Everything at Hayes Cabinets is custom built to cater to the individual homeowner. The main product is kitchens, which accounts for approximately 65 percent of the company’s business. Full rooms, bath areas, dens and entertainment centers are the remaining product areas. Because of the housing crisis, there has been a significant jump in remodeling projects.

As owner and president, Swanberg oversees a business that is divided into four departments: sales, engineering, manufacturing and installation.

“We sell everything and we install it ourselves, so we don’t have any dealers. We have a team of sales guys and a sales manager. The sales guys and their organization do the designing themselves, make the sale and give their drawings to the engineering department, which turns that into a manufacturing order.

“Right now we are running nine installers that work out of their homes. I will not sub out an installation job. I have good guys and they work for me and no one else, and that’s part of our presentation.”

Hayes Cabinets spends a substantial amount of resources on the bidding process. The company focuses on a 50-mile radius — the bedroom communities of Portland, Ore., and Vancouver, Wash. — and it’s a competitive market.

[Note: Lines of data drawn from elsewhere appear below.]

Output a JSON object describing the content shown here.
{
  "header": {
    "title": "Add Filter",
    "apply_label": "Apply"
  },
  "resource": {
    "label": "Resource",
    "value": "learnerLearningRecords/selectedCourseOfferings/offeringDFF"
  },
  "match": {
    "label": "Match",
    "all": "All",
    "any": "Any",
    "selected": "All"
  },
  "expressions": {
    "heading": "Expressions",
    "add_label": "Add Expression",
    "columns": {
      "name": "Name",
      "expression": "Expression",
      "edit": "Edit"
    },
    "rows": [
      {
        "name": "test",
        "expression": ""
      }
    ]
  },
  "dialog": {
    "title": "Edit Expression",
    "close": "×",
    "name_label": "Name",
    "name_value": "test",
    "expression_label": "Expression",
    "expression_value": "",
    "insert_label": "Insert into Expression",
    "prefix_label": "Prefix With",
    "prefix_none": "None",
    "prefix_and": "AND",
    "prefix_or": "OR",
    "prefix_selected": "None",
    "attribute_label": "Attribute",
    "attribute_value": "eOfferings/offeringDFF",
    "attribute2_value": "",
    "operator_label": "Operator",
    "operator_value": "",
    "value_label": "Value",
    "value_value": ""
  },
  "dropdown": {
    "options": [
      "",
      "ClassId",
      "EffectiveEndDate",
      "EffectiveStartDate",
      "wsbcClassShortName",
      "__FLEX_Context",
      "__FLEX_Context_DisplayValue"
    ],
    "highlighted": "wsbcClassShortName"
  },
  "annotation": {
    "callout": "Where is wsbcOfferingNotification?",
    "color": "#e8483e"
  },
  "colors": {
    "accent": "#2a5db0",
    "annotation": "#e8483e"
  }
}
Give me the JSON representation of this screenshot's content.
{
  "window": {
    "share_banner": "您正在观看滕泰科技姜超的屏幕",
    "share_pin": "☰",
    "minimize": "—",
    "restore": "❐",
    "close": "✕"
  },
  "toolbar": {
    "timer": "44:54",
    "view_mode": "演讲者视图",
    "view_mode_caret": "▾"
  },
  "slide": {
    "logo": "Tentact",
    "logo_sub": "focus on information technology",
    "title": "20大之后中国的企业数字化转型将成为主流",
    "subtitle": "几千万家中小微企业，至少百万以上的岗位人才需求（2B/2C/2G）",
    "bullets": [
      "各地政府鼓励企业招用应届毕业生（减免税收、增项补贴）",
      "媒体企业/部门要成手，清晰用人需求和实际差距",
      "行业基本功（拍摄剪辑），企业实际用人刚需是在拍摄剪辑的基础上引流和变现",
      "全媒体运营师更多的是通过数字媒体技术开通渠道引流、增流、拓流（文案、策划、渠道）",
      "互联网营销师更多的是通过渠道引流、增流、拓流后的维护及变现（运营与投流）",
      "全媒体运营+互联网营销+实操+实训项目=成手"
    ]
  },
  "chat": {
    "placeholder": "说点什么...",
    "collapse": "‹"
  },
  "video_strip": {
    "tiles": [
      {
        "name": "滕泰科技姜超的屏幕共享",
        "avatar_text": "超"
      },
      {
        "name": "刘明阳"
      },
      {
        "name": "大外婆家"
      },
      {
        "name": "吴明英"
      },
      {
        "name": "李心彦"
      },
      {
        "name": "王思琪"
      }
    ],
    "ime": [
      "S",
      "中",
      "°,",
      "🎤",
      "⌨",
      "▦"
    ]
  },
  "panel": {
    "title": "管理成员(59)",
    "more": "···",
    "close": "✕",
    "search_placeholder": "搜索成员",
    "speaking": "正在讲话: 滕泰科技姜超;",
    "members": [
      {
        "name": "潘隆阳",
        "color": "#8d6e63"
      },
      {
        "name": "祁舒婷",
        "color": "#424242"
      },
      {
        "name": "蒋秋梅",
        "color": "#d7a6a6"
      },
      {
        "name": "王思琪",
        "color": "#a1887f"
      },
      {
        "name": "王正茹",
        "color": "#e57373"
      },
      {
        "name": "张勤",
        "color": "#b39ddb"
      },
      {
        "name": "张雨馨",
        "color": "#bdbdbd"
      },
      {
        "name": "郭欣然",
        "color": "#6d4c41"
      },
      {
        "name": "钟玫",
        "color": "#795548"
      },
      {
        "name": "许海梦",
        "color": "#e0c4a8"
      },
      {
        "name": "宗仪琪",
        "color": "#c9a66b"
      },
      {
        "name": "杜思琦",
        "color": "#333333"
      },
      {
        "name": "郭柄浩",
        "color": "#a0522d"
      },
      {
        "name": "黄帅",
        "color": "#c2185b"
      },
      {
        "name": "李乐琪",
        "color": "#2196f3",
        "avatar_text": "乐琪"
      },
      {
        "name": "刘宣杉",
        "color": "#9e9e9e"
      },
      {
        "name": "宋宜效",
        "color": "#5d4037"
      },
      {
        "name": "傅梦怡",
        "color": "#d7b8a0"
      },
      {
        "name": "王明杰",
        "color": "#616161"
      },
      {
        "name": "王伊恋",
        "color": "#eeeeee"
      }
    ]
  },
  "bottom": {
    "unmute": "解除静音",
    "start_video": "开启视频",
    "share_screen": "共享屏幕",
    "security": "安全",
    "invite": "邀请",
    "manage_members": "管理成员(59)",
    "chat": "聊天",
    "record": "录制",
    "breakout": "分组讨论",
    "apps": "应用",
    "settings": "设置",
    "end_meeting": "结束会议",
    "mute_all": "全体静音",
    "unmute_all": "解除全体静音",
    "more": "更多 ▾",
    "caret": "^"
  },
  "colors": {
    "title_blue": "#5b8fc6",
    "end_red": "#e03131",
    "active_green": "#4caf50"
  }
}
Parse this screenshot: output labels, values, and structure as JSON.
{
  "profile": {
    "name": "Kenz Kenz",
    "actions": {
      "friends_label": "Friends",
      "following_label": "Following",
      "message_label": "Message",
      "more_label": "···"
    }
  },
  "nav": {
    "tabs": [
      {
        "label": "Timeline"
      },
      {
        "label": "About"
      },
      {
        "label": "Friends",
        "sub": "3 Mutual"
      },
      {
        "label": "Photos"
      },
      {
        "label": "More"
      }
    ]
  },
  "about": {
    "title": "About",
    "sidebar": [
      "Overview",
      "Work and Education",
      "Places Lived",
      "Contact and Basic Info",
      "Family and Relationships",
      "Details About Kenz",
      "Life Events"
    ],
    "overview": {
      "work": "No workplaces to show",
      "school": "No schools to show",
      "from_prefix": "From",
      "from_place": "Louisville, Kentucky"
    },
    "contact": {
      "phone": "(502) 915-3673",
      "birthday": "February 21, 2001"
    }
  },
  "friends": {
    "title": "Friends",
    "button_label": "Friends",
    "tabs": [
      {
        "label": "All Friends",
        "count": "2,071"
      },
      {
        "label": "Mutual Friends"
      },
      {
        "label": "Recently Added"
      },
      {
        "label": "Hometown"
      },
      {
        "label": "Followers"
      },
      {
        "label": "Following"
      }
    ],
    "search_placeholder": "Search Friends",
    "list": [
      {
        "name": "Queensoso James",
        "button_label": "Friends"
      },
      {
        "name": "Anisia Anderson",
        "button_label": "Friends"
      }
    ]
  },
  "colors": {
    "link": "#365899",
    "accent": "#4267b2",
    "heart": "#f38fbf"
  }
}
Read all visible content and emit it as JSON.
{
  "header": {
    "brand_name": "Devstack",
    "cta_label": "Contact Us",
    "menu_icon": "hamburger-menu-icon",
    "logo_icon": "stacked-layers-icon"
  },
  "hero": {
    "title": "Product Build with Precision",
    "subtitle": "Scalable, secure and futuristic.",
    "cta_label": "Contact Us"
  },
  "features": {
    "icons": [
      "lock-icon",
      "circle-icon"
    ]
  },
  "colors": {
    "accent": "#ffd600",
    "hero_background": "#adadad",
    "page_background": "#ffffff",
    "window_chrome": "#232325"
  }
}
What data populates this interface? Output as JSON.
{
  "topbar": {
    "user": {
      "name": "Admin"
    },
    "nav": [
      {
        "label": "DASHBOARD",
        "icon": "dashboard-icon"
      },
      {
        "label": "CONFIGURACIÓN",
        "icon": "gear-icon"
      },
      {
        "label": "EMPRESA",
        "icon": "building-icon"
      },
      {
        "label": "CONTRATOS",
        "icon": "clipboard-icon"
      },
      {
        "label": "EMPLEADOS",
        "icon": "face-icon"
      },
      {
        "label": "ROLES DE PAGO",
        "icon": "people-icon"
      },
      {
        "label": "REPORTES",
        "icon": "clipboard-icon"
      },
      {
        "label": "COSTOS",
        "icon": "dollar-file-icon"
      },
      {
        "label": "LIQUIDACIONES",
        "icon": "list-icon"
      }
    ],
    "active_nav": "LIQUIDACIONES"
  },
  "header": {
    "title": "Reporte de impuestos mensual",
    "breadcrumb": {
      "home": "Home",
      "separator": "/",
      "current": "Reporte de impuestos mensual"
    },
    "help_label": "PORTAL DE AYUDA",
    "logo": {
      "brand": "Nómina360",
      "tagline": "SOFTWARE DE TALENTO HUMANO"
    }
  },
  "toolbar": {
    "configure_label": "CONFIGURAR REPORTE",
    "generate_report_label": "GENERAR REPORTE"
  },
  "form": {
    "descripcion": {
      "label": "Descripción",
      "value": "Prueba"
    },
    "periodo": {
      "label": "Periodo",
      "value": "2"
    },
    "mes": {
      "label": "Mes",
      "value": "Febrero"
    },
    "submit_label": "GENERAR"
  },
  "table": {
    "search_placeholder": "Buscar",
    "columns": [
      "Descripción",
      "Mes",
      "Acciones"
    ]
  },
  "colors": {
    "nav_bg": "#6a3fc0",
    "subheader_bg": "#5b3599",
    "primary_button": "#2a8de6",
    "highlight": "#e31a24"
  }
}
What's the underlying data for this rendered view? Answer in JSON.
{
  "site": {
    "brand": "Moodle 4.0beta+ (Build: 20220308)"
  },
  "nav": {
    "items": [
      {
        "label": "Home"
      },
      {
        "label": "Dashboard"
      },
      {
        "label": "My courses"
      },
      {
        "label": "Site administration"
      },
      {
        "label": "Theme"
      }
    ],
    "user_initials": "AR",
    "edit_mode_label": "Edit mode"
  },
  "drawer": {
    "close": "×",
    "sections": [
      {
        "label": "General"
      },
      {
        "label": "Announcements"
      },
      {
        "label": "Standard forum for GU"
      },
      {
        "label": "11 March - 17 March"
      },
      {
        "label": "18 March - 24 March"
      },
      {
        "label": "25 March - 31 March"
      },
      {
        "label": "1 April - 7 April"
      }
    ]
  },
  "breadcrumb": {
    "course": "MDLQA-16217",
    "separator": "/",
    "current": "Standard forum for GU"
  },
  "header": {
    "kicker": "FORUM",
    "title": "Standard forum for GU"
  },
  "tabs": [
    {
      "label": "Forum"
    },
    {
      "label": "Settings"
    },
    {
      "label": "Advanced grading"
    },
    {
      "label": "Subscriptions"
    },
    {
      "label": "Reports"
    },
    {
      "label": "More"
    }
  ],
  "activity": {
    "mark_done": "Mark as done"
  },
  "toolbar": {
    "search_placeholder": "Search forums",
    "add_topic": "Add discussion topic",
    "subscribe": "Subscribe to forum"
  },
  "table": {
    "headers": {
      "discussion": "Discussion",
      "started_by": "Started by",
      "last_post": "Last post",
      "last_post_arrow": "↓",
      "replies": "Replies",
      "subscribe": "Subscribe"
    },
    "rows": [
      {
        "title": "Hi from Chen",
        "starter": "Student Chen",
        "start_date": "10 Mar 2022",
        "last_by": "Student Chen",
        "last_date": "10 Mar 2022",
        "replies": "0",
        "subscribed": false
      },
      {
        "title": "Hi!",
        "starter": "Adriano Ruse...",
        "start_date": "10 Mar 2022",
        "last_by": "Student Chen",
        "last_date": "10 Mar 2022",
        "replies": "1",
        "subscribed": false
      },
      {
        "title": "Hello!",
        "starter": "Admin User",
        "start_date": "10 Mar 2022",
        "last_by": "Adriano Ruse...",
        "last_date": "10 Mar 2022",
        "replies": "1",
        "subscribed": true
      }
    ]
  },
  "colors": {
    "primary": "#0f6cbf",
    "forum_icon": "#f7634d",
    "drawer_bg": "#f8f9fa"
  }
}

“Some of the builders never check you and others, privates, check you a lot,” says Sawnberg. “We do not go to bid centers and just bid any job on the board. But we do spend a lot of time and money on the front end of our bidding.”

Product development
The majority of the work handled by Hayes Cabinets originates from building contractors, designers and architects. There are also a small percentage of walk-in sales from homeowners.

“Most of it is contractor work,” says Swanberg. “We’ve developed relationships over the years so we do all their work, and designers are a big key to us. And we have a showroom where we deal as well. If somebody comes in and wants a kitchen, we’ll help design, build and install it. If it is more of a stock thing, then we do quite a bit of that on a speculative basis where we just figure out what we’re doing between us and the builder and we build it. There’s a lot of repetitive business.”

The showroom area consists of several full-size kitchens and rooms exhibiting various styles, finishes and other completed projects.

Hayes has used Pattern Systems software for years, but recently switched to Planit Solid Design. Swanberg says it’s too early to form an opinion on how the new software is working out.

“I have people in engineering who process the order, [outsource] the doors and enter the batch downloads to the different machines. We’re so custom that at least one-third of our sales volume are items other than cabinet boxes — turned posts, moldings, hoods, etc. I’ve basically built a shop to build boxes and the industry has turned almost into a millwork [operation].”

Good lookin’
Swanberg can’t stress enough the importance of product quality.

“I’ve always tried to position myself to be in the upper level of quality,” he says, “and I think that has always contributed some stability to me. We have always had a stabilized sales force as well as an installation group so we can process it all the way through. That’s always been a good deal, and the builders have appreciated that as well.”